Your answer should be every line of the records that contains the word "value".

(Material to process begins)

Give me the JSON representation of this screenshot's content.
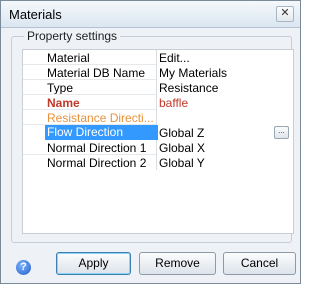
{
  "window": {
    "title": "Materials",
    "close_glyph": "✕"
  },
  "group": {
    "label": "Property settings"
  },
  "properties": [
    {
      "name": "Material",
      "value": "Edit...",
      "style": ""
    },
    {
      "name": "Material DB Name",
      "value": "My Materials",
      "style": ""
    },
    {
      "name": "Type",
      "value": "Resistance",
      "style": ""
    },
    {
      "name": "Name",
      "value": "baffle",
      "style": "bold-red"
    },
    {
      "name": "Resistance Directi...",
      "value": "",
      "style": "orange"
    },
    {
      "name": "Flow Direction",
      "value": "Global Z",
      "style": "selected"
    },
    {
      "name": "Normal Direction 1",
      "value": "Global X",
      "style": ""
    },
    {
      "name": "Normal Direction 2",
      "value": "Global Y",
      "style": ""
    }
  ],
  "ellipsis_label": "...",
  "help_glyph": "?",
  "buttons": {
    "apply": "Apply",
    "remove": "Remove",
    "cancel": "Cancel"
  },
  "colors": {
    "selection": "#3399ff",
    "required_red": "#c0392b",
    "warning_orange": "#e8913a"
  },
  "icons": {
    "help": "help-icon",
    "close": "close-icon"
  }
}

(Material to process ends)

Exercise response
      "value": "Edit...",
      "value": "My Materials",
      "value": "Resistance",
      "value": "baffle",
      "value": "",
      "value": "Global Z",
      "value": "Global X",
      "value": "Global Y",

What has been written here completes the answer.